_DATA FOR THE TASK_:

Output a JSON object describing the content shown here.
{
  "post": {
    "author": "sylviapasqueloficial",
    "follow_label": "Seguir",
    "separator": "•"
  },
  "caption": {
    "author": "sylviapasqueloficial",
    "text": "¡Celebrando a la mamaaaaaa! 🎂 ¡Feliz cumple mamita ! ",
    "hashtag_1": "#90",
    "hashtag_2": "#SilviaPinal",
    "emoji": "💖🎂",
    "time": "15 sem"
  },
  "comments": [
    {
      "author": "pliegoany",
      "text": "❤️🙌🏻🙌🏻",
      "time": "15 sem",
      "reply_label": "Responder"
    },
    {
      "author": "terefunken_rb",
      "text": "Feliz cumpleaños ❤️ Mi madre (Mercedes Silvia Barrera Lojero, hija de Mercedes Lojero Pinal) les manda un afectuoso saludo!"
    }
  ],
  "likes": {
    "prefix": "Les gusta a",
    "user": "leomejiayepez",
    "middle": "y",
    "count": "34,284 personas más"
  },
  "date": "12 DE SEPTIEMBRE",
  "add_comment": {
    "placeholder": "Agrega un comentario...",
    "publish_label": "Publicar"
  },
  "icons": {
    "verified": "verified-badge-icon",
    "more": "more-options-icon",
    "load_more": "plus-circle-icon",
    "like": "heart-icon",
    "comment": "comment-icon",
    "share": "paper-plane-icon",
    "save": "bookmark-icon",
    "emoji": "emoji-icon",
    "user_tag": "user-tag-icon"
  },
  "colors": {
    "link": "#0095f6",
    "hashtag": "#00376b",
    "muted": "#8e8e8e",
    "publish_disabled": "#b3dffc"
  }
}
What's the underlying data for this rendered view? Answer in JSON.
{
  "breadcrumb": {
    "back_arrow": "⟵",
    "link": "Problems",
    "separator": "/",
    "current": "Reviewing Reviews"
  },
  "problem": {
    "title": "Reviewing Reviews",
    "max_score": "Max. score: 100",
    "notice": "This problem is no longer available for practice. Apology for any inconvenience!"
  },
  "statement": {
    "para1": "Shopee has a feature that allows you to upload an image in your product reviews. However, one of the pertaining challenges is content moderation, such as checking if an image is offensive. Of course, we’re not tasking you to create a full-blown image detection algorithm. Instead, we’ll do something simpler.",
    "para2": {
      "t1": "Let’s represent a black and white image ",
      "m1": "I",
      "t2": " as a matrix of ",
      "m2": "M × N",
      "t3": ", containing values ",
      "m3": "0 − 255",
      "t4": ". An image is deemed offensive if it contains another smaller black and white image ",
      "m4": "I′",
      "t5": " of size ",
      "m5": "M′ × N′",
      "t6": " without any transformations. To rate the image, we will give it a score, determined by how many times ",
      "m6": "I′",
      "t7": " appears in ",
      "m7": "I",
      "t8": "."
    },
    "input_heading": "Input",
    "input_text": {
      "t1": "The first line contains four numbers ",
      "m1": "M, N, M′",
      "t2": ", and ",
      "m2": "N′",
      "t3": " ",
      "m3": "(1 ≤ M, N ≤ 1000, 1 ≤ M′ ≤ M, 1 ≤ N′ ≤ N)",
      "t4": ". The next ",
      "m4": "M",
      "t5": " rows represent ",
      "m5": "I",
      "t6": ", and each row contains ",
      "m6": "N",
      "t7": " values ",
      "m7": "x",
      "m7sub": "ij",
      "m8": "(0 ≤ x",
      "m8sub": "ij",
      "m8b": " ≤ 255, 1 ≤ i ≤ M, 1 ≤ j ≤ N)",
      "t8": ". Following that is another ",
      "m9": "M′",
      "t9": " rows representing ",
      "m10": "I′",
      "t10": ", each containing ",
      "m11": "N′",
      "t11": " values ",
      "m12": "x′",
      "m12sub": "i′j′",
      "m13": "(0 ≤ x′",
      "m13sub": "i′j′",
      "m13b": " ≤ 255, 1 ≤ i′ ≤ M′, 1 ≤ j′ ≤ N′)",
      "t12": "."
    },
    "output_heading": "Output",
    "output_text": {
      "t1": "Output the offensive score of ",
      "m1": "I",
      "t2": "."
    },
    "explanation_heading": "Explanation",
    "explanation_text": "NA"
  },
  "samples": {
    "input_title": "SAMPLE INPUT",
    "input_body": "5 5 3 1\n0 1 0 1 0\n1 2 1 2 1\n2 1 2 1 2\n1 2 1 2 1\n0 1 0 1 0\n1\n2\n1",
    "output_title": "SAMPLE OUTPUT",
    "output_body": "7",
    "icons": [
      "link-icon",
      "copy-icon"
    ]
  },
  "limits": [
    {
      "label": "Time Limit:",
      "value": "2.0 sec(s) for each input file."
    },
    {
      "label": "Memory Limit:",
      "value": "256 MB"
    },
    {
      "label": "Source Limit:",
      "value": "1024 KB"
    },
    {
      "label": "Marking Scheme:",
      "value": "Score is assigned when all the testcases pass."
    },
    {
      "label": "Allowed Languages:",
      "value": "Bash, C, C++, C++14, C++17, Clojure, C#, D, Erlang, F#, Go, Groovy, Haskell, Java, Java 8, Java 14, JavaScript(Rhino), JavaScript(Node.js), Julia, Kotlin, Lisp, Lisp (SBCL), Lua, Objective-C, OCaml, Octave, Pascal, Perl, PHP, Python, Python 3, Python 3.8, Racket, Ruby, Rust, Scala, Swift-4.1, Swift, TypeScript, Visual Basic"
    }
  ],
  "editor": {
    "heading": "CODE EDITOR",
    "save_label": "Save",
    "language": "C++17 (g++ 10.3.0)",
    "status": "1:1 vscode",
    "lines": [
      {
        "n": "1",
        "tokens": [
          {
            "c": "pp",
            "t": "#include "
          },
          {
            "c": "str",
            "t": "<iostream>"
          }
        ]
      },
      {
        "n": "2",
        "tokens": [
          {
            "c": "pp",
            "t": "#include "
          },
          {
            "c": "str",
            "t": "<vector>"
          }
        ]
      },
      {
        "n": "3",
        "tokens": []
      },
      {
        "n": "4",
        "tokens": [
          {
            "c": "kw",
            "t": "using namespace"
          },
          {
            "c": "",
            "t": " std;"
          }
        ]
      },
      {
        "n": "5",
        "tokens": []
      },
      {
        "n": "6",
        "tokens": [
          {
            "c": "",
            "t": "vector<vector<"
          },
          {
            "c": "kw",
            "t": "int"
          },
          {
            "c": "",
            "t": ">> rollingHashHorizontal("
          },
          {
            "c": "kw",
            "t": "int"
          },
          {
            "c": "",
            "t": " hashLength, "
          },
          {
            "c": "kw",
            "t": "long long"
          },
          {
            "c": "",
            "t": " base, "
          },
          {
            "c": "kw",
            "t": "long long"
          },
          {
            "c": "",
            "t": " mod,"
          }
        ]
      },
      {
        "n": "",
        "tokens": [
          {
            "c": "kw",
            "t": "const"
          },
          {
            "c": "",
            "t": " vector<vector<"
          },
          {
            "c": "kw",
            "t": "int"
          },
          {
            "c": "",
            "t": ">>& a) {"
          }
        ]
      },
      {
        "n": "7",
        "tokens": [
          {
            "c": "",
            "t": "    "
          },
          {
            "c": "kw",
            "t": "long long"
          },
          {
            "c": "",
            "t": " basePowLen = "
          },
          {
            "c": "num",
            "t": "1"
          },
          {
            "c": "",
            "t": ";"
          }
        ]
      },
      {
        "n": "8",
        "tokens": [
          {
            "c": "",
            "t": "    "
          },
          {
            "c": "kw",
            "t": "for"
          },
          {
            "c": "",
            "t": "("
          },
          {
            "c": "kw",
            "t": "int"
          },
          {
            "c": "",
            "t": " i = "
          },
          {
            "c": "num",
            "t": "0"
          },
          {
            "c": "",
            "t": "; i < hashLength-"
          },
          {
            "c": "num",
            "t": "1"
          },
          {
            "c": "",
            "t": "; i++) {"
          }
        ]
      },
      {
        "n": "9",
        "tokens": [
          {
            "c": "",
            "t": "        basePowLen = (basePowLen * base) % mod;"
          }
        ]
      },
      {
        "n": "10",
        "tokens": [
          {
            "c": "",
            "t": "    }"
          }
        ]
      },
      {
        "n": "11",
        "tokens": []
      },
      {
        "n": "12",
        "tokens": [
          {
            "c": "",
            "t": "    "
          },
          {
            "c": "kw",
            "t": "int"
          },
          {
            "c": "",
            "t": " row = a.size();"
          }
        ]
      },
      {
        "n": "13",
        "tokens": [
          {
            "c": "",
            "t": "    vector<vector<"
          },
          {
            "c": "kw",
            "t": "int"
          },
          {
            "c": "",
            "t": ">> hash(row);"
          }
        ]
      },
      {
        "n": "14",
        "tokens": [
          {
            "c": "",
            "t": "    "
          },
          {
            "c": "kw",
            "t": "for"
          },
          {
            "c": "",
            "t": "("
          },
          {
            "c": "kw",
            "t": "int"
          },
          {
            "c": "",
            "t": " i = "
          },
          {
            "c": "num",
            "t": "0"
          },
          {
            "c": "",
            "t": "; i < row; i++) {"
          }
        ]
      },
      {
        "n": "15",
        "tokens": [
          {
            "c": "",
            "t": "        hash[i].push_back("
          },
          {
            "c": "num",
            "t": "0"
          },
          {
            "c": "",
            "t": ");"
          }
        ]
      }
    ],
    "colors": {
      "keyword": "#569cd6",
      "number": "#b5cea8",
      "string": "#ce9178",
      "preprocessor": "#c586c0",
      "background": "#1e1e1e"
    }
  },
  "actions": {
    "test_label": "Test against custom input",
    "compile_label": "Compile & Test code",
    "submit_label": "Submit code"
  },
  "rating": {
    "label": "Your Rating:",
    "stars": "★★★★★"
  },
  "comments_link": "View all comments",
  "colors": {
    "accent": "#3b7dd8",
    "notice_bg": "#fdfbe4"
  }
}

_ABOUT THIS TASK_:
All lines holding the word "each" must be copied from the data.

_FINAL ANSWER_:
      "t6": ", and each row contains ",
      "t10": ", each containing ",
      "value": "2.0 sec(s) for each input file."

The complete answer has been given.